PROBLEM DESCRIPTION
Check every line of the data for the word "title", and copy those that have it.

Component data from apps and pages:

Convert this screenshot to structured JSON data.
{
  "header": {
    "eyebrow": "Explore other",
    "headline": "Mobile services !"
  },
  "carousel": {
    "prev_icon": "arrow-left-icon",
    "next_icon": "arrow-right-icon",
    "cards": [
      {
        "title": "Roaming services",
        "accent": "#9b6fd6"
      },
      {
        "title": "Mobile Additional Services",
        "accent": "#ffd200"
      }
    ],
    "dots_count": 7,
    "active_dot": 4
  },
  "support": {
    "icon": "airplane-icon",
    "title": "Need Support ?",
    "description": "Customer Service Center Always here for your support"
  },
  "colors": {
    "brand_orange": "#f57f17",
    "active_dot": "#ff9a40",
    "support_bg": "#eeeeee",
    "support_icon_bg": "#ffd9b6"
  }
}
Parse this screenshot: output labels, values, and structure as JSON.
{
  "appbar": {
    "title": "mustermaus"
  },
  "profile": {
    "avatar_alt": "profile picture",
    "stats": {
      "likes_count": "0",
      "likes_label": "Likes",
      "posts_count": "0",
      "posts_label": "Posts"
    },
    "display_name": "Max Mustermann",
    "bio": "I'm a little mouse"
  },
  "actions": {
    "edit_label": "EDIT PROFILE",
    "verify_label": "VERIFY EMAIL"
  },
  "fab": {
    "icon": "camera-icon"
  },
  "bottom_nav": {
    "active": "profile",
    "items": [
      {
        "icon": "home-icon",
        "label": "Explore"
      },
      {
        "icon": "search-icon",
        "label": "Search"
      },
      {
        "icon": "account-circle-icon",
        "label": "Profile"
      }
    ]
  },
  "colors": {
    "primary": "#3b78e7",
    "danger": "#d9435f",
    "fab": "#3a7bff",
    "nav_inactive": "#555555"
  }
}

ANSWER BOX
        "title": "Roaming services",
        "title": "Mobile Additional Services",
    "title": "Need Support ?",
    "title": "mustermaus"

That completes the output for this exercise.